EXERCISE DESCRIPTION:
Report each line from the data below that holds the word "Next".

Data extracted from a collection:

--- START ---

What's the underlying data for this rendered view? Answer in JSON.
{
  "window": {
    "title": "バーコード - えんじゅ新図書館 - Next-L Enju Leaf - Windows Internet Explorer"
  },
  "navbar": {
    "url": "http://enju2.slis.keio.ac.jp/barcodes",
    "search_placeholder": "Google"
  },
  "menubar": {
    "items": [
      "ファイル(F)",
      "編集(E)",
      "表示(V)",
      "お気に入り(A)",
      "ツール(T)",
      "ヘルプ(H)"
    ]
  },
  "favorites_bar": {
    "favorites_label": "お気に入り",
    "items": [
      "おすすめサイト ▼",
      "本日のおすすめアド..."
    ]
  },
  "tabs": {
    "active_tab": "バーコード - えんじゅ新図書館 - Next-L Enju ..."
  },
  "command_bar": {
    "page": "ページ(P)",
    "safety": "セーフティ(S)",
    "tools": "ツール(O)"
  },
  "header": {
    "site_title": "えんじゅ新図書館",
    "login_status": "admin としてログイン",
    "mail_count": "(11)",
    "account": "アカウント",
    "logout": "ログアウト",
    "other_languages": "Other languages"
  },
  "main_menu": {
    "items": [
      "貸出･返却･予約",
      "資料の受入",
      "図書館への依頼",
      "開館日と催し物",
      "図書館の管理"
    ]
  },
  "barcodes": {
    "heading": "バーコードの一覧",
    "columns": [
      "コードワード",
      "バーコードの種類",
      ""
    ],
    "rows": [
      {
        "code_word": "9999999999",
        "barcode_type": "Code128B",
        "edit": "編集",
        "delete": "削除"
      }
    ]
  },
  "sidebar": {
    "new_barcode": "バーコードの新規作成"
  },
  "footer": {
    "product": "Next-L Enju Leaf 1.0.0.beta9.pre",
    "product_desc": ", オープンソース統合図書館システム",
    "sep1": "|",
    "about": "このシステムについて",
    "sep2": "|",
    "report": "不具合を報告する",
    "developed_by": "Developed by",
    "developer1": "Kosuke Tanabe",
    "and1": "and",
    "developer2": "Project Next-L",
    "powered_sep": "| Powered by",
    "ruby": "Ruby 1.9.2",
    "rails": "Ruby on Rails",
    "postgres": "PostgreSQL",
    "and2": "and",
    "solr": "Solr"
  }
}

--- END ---

WRITTEN RESPONSE:
    "title": "バーコード - えんじゅ新図書館 - Next-L Enju Leaf - Windows Internet Explorer"
    "active_tab": "バーコード - えんじゅ新図書館 - Next-L Enju ..."
    "product": "Next-L Enju Leaf 1.0.0.beta9.pre",
    "developer2": "Project Next-L",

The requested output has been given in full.